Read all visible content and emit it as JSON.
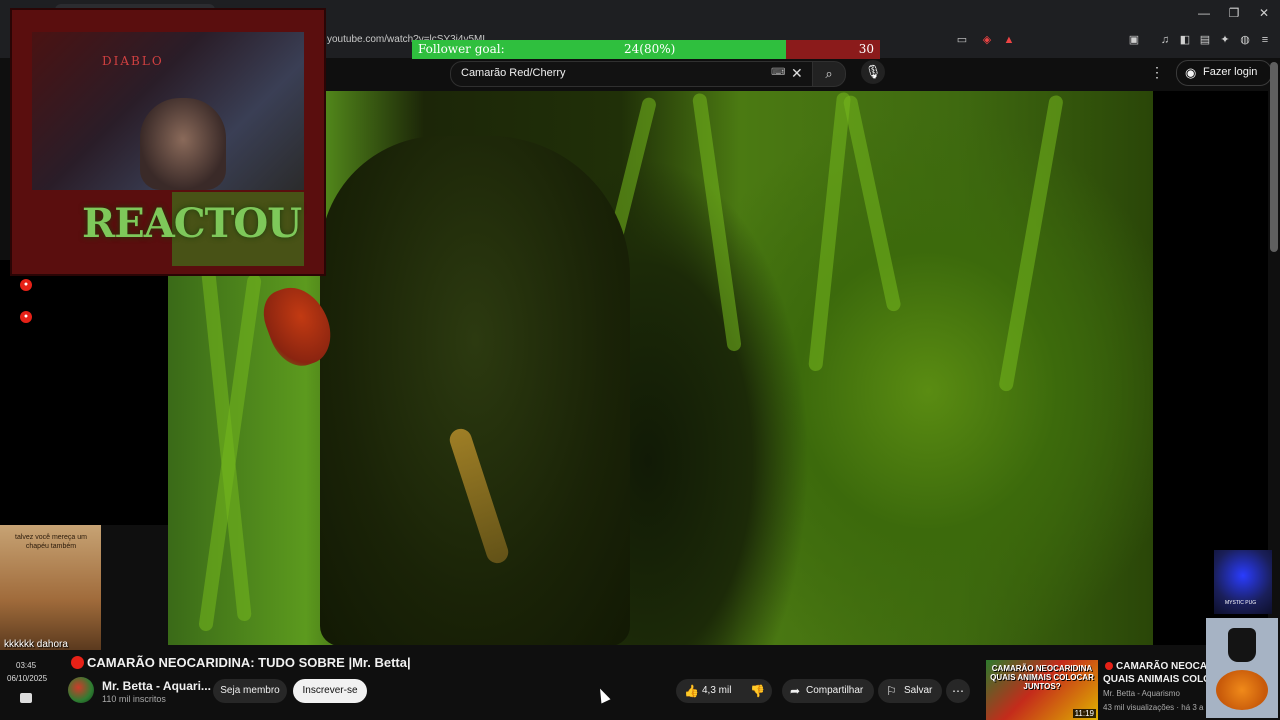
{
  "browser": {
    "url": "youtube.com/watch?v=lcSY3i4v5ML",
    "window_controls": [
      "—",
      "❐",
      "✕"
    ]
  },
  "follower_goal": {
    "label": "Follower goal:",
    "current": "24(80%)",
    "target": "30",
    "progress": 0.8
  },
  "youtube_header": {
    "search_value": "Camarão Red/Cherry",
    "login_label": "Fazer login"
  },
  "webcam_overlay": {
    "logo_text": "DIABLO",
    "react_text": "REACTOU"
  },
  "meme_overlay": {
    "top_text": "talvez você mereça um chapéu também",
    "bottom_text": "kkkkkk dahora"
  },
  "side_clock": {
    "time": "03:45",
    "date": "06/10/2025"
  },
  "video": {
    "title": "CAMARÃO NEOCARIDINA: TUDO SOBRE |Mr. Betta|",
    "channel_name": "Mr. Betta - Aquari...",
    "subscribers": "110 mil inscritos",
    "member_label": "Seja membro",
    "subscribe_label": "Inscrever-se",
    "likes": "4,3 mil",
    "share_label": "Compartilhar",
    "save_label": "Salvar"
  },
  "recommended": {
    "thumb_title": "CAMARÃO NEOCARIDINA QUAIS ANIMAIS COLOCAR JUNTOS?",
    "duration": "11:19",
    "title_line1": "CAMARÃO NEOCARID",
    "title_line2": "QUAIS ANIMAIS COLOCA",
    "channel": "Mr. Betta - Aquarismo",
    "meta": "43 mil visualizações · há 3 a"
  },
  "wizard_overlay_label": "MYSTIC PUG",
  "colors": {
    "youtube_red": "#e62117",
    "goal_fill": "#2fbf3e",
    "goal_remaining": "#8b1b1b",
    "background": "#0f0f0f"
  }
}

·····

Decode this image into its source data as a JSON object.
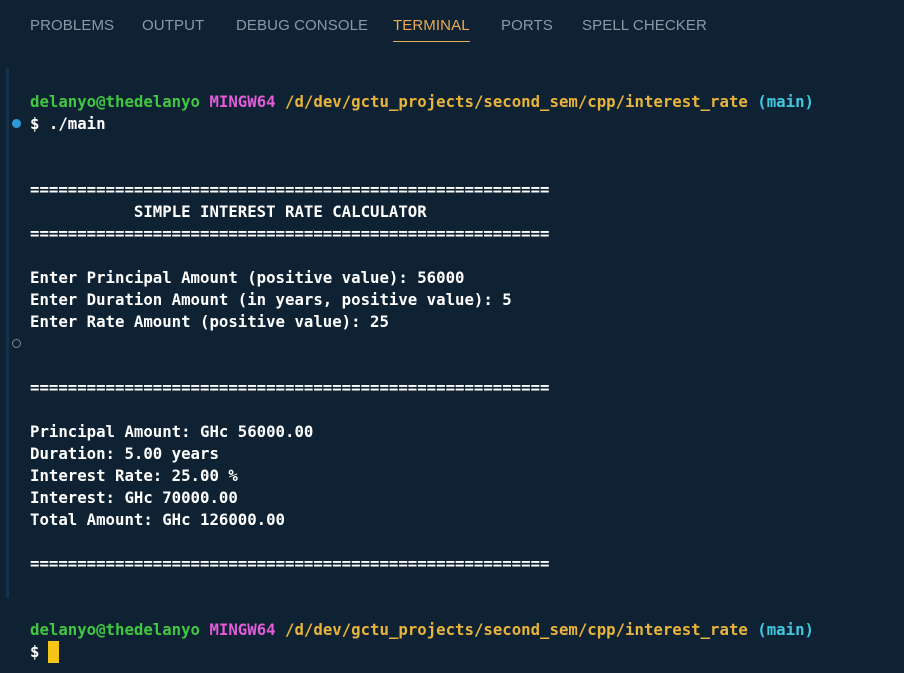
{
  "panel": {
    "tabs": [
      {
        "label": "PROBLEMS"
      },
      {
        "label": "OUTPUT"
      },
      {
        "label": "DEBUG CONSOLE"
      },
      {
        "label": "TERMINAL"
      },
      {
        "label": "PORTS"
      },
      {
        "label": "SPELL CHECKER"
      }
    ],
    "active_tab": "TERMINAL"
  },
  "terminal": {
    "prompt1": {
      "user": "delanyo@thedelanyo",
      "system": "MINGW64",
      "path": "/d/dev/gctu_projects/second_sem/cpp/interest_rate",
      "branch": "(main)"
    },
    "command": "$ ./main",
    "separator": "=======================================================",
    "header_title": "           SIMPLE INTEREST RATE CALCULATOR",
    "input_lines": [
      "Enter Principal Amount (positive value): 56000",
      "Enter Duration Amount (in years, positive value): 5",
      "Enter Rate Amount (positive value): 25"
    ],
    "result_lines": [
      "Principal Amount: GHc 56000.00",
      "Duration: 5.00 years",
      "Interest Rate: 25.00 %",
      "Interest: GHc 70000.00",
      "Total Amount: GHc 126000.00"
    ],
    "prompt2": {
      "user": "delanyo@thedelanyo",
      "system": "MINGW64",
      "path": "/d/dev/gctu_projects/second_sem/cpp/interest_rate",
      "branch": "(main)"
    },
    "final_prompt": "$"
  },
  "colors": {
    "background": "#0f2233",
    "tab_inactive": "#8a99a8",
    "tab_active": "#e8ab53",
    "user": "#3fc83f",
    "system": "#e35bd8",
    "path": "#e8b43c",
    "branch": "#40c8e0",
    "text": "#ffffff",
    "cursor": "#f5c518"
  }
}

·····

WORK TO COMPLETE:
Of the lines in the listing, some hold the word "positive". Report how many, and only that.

SOLUTION TO THE EXERCISE:
3